The role of the manager or leader is crucial in this respect. The manager exists to empower the team to get the job done. The manager has authority - which is the permission to say where power is used.  The manager has authority in order to empower others. When the team is not empowered, and when they feel that their personal power is taken from them or simply not enhanced, then possession or repossession of power becomes the point, as everyone tries to grab the power they feel denied. When the manager or other members of the team attempt to enforce their objectives through manipulation and domination regardless of the resources available, power struggles begin to occur. Employees feel under pressure to produce results without also feeling honoured or respected or adequately resourced.  

Failure and the fear of failure, isolation and the fear of rejection, lack of clarity on team values, unclear assignments and boredom with the job, inner conflicts and tasks which are either too easy or too difficult, and a lack of resources to do the job - these are just some of the factors which can rob you and your team of the power it needs to fulfil tasks with confidence and conviction.  These are just some of the issues which can begin to cause you and your team to feel out of control. Its when you begin to feel out of control that the temptation to misuse power rears its head as an inappropriate attempt to regain control. The team culture is then defined by the very power which has been misused as people are tempted to overpower,  disempower, control, dominate, undermine, gossip, and hold back information, praise, or resources for others to do their job effectively. It’s a recipe for further stress - as if work wasn’t stressful enough!

When team members feel controlled or unsupported, they begin to look out for themselves and their own reputation, or to secure their place in the team or to look for a way out of the team!  Staff look to secure as much power as they can in order to feel  safe and in control.  But the point isn’t to win back or retain power, but to use power productively in fulfilling the teams purpose. The role of the manager is clearly crucial in this respect. The truth is that the manager exists to empower the team to get the job done and the job gets done when the team are empowered to do their job!  

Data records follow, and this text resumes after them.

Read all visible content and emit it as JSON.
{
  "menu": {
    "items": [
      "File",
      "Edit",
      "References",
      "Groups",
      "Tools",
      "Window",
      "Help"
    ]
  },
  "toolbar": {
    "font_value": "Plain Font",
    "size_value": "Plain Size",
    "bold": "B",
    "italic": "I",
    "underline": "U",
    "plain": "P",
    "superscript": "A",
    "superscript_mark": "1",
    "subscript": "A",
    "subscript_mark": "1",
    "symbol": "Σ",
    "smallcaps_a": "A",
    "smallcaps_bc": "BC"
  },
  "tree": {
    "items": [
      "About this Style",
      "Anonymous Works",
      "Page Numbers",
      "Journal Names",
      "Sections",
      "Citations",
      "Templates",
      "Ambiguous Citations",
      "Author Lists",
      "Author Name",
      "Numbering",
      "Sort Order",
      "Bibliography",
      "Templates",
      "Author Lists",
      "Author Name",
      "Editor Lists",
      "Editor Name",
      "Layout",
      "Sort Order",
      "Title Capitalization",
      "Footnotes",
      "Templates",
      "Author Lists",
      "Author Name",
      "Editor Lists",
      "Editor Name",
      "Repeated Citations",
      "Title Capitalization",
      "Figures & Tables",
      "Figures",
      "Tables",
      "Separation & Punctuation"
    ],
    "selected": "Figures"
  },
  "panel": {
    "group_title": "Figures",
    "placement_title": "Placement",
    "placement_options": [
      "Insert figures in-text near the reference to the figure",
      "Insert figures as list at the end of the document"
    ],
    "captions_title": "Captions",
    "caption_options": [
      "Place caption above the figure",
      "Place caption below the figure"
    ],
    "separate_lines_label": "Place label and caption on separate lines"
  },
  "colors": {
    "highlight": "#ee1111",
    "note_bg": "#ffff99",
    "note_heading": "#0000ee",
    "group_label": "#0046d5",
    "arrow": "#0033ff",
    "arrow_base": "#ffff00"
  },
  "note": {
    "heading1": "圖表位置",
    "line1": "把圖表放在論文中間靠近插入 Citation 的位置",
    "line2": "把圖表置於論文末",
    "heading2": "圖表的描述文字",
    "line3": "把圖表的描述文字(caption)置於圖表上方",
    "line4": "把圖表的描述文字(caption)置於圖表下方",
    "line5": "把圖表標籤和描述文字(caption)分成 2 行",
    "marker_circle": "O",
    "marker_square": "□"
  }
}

The inappropriate use of our personal power - or the failure to use our personal power effectively leads to in-fighting within the team or being afraid of the team where the team forms a clique with you on the outside. When power is viewed and handled as a means of manipulation and control rather than empowerment and release, we end up in a mess of broken relationships, mixed motives, misunderstandings and missed opportunities.

Of course, there are times when the power of authority means that discipline and sanctions need to be applied, but the greatest use of power is to use it with gentle firmness, serving others into being the best expression of who they are capable of becoming.  It is the firm yet gentle use of power which creates the climate in which others feel safe to express the best of themselves. When we do this, the team looks good and so do we by association - we are the team leader after all!  We use our power to leverage their power in fulfilment of the bigger purpose or vision.

When you know how to empower yourself, and when you know how to empower your team, and you do it - then your team becomes a powerhouse of focused action, harmonious relationships, productivity and purpose fulfilment.  When we remember that we all have personal power, regardless of whether we have a position of power or not, we can maintain our self respect and use our personal power to get the job done and also harness the use of our power to put the values of the team and the business into practice.  

When we set appropriate boundaries for our own self respect and also determine not to use our power to devalue others in the team, we find our voice and release the voice of others. When we release our power sustainably and effectively, when we recognise if people are being served and empowered, or dominated and dis-empowered, built up or torn down, released or controlled and when we determine to release our power in a creative non destructive manner - then we have chosen to live to a higher standard - we have chosen to set the culture which - actually - everyone wants to live within!